Required action:
Every line below that includes the word "text" needs to be copied.

-- Data extract follows --

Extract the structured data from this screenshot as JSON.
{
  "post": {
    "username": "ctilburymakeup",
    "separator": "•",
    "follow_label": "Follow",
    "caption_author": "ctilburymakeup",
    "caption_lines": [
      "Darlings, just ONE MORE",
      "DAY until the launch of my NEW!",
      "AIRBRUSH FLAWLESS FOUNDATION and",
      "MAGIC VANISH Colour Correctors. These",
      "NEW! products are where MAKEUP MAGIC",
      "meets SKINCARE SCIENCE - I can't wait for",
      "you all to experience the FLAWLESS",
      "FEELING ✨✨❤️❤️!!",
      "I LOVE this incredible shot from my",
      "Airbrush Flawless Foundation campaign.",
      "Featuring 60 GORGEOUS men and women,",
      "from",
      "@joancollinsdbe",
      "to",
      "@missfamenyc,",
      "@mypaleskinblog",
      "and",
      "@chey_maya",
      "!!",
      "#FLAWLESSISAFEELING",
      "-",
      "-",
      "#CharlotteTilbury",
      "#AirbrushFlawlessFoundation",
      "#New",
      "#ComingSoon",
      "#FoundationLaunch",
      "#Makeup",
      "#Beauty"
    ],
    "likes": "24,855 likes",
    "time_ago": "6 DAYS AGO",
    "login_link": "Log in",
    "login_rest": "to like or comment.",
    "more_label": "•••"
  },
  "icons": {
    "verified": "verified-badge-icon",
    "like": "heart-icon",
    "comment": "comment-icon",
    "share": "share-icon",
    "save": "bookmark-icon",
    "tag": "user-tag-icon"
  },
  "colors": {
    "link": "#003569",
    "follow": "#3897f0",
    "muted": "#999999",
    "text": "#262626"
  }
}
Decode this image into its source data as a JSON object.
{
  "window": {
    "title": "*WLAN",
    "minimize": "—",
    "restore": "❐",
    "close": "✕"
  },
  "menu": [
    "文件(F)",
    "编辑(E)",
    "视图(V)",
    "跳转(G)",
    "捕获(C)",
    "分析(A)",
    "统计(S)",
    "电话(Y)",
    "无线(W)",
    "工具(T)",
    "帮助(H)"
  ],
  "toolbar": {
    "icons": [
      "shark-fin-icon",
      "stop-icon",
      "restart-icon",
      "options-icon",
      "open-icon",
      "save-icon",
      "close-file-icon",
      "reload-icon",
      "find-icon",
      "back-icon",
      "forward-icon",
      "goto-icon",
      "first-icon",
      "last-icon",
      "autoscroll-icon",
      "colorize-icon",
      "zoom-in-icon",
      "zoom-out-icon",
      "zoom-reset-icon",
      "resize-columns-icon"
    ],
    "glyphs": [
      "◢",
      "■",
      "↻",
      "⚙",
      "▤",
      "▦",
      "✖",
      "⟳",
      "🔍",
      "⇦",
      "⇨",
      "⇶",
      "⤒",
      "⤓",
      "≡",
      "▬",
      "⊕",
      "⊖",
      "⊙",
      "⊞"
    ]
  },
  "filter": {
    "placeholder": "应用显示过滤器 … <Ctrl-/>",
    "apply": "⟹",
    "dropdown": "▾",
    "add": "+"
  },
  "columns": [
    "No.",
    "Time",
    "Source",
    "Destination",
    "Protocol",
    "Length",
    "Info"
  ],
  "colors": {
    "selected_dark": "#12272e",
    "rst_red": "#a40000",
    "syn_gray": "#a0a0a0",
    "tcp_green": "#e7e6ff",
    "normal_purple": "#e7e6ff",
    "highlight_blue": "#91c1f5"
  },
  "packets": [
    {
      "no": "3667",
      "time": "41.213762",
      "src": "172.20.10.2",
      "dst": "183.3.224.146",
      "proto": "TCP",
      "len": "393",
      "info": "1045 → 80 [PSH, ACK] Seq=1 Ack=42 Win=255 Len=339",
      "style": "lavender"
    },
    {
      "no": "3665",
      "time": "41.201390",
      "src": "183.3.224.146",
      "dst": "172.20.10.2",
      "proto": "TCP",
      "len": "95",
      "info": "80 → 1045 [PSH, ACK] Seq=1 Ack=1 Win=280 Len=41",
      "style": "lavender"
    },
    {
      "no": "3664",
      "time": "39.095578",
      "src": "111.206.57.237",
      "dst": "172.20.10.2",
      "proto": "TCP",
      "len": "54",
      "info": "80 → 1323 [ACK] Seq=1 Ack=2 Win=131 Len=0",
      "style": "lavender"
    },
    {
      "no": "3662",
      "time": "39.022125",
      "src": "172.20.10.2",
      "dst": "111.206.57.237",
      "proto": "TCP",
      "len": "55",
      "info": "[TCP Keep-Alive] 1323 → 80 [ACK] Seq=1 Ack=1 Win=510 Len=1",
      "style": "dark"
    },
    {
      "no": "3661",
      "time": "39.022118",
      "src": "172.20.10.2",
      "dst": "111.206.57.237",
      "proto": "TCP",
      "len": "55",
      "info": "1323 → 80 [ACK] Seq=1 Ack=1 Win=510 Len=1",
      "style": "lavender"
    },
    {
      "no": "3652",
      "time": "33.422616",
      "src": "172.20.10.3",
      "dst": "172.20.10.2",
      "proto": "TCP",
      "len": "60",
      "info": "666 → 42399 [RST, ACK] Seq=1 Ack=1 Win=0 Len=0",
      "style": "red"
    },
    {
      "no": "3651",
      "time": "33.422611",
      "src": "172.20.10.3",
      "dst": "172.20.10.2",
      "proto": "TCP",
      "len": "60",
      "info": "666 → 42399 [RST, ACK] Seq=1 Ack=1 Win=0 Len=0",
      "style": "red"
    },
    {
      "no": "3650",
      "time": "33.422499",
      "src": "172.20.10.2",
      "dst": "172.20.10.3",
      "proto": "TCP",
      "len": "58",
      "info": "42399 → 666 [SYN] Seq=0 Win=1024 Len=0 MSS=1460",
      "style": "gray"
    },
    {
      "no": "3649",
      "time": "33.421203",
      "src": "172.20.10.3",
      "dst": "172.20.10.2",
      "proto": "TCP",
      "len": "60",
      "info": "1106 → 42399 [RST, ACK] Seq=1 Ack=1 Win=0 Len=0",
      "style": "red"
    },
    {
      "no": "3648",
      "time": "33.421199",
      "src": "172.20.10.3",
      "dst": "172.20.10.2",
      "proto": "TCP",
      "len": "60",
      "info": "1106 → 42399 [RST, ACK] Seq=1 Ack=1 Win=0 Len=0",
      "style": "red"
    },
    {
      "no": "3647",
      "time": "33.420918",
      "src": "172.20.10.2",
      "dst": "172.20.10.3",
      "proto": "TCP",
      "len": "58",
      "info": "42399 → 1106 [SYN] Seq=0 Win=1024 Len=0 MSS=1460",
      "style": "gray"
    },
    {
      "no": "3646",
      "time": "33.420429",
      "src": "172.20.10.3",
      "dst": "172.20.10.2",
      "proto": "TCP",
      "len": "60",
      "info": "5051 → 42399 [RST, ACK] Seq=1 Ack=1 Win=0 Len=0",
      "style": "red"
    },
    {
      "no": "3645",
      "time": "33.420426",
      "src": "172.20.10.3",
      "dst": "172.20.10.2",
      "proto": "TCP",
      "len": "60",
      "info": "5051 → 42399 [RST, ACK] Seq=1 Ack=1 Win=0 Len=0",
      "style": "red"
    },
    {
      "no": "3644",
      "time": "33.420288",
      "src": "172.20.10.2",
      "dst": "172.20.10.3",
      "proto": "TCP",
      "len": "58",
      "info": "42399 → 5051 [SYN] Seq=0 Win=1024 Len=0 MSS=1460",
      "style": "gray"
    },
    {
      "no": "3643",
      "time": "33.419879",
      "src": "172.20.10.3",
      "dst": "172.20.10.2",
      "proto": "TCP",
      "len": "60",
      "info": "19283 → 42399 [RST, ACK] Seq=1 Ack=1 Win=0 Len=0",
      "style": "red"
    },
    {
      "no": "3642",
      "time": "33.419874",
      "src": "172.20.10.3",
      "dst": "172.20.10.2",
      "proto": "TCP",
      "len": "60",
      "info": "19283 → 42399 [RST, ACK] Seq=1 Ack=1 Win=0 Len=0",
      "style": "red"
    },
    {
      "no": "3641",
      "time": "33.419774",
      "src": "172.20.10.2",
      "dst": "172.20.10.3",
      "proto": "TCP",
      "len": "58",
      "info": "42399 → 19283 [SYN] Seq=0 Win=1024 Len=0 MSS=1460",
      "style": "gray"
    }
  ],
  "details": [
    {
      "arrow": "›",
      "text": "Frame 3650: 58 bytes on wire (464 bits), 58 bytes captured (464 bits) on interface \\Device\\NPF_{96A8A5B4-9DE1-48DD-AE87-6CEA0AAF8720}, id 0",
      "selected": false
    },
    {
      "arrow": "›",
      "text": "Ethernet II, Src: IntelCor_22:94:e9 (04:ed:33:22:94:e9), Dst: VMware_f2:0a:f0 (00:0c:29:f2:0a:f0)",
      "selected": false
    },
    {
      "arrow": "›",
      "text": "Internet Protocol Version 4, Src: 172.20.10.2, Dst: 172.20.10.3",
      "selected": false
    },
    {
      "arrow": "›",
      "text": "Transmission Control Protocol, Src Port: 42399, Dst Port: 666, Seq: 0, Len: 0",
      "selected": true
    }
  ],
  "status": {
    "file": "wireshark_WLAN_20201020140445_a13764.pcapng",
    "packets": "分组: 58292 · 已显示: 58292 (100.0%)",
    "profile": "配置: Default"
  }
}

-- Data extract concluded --

Expected answer:
    "text": "#262626"
      "text": "Frame 3650: 58 bytes on wire (464 bits), 58 bytes captured (464 bits) on interface \\Device\\NPF_{96A8A5B4-9DE1-48DD-AE87-6CEA0AAF8720}, id 0",
      "text": "Ethernet II, Src: IntelCor_22:94:e9 (04:ed:33:22:94:e9), Dst: VMware_f2:0a:f0 (00:0c:29:f2:0a:f0)",
      "text": "Internet Protocol Version 4, Src: 172.20.10.2, Dst: 172.20.10.3",
      "text": "Transmission Control Protocol, Src Port: 42399, Dst Port: 666, Seq: 0, Len: 0",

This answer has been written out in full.